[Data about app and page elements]
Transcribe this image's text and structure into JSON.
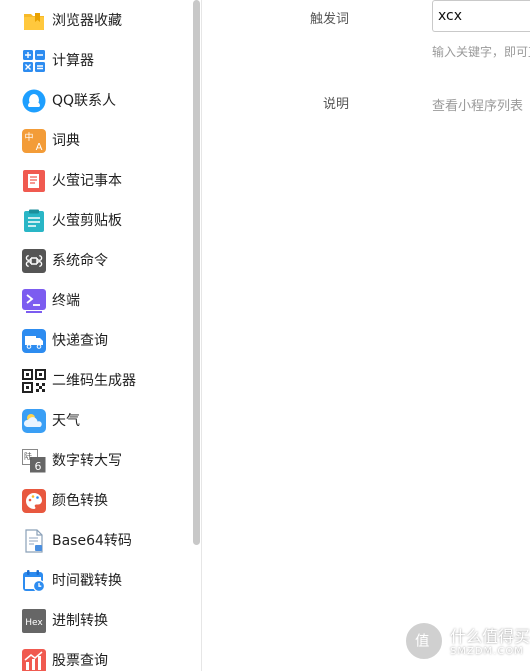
{
  "sidebar": {
    "items": [
      {
        "label": "浏览器收藏",
        "icon": "bookmark-folder-icon"
      },
      {
        "label": "计算器",
        "icon": "calculator-icon"
      },
      {
        "label": "QQ联系人",
        "icon": "qq-icon"
      },
      {
        "label": "词典",
        "icon": "dictionary-icon"
      },
      {
        "label": "火萤记事本",
        "icon": "notebook-icon"
      },
      {
        "label": "火萤剪贴板",
        "icon": "clipboard-icon"
      },
      {
        "label": "系统命令",
        "icon": "command-icon"
      },
      {
        "label": "终端",
        "icon": "terminal-icon"
      },
      {
        "label": "快递查询",
        "icon": "delivery-truck-icon"
      },
      {
        "label": "二维码生成器",
        "icon": "qrcode-icon"
      },
      {
        "label": "天气",
        "icon": "weather-cloud-icon"
      },
      {
        "label": "数字转大写",
        "icon": "number-convert-icon"
      },
      {
        "label": "颜色转换",
        "icon": "palette-icon"
      },
      {
        "label": "Base64转码",
        "icon": "base64-file-icon"
      },
      {
        "label": "时间戳转换",
        "icon": "calendar-clock-icon"
      },
      {
        "label": "进制转换",
        "icon": "hex-icon"
      },
      {
        "label": "股票查询",
        "icon": "stock-chart-icon"
      }
    ],
    "icon_glyphs": {
      "dictionary": [
        "中",
        "A"
      ],
      "number_convert": [
        "陆",
        "6"
      ],
      "hex": "Hex"
    }
  },
  "main": {
    "trigger_label": "触发词",
    "trigger_value": "xcx",
    "trigger_hint": "输入关键字，即可直接使用",
    "description_label": "说明",
    "description_value": "查看小程序列表"
  },
  "watermark": {
    "title": "什么值得买",
    "subtitle": "SMZDM.COM",
    "logo_glyph": "值"
  }
}
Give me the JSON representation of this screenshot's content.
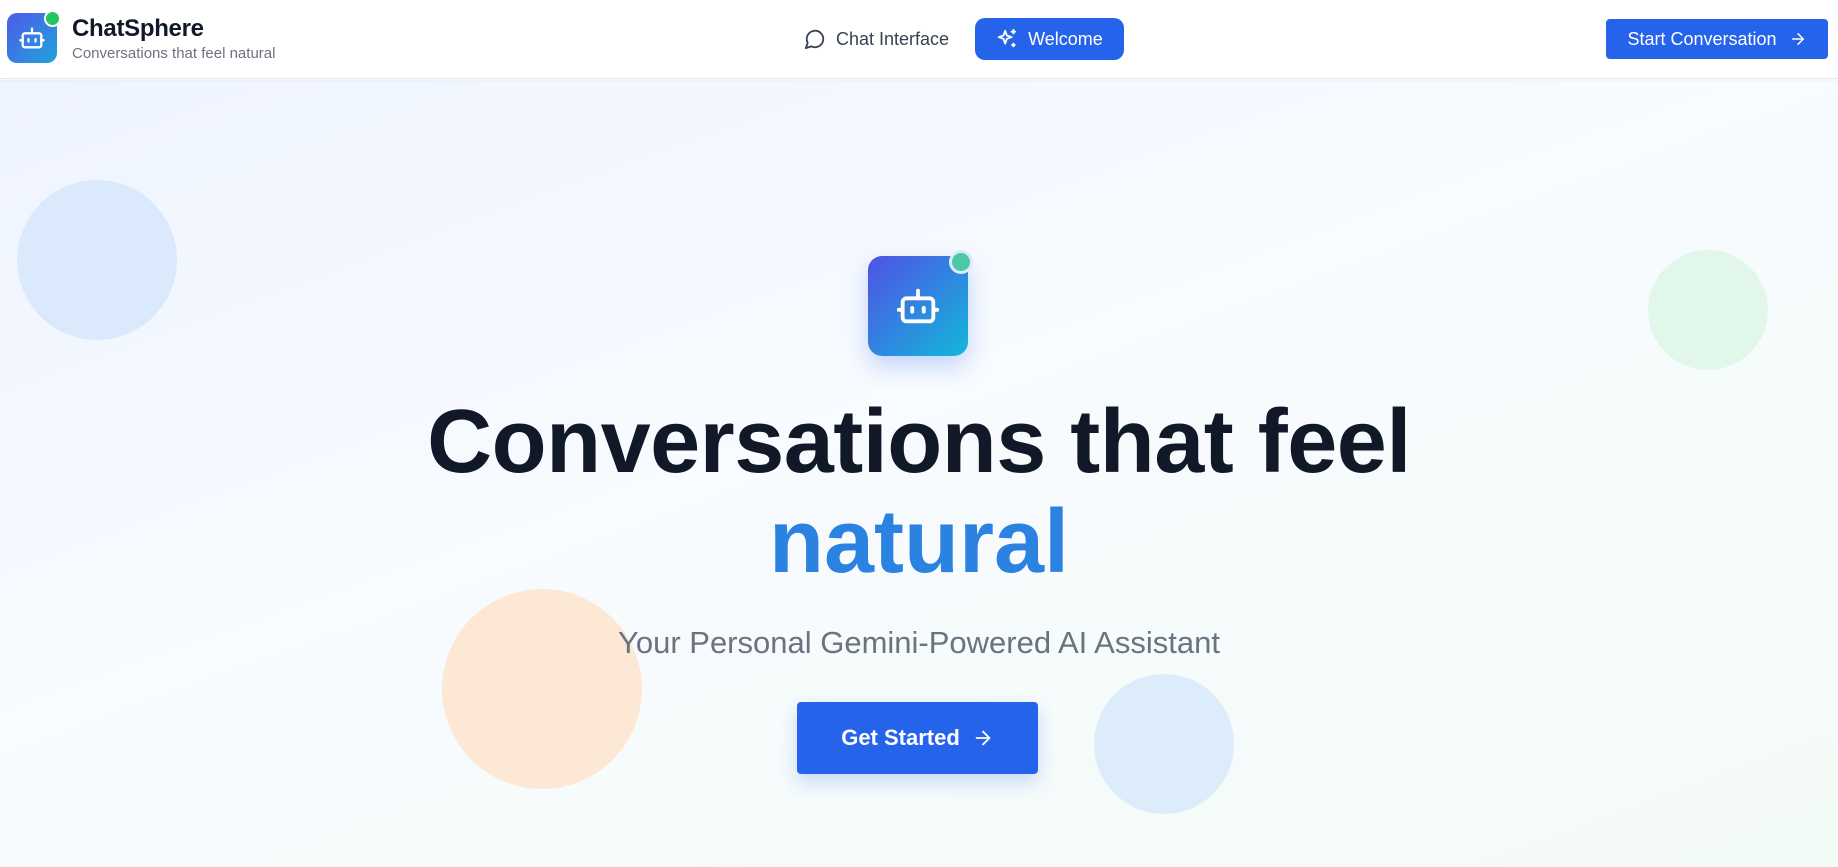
{
  "brand": {
    "name": "ChatSphere",
    "tagline": "Conversations that feel natural",
    "logo_icon": "robot-icon",
    "status_color": "#22c55e"
  },
  "nav": {
    "items": [
      {
        "label": "Chat Interface",
        "icon": "message-circle-icon",
        "active": false
      },
      {
        "label": "Welcome",
        "icon": "sparkles-icon",
        "active": true
      }
    ]
  },
  "header_cta": {
    "label": "Start Conversation",
    "icon": "arrow-right-icon"
  },
  "hero": {
    "icon": "robot-icon",
    "headline": "Conversations that feel",
    "headline_accent": "natural",
    "subtitle": "Your Personal Gemini-Powered AI Assistant",
    "cta_label": "Get Started",
    "cta_icon": "arrow-right-icon"
  },
  "colors": {
    "primary": "#2563eb",
    "accent_text": "#2c82e0",
    "heading": "#111827",
    "muted": "#6b7280"
  }
}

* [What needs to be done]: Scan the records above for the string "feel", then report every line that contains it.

* [Exercise solution]:
    "tagline": "Conversations that feel natural",
    "headline": "Conversations that feel",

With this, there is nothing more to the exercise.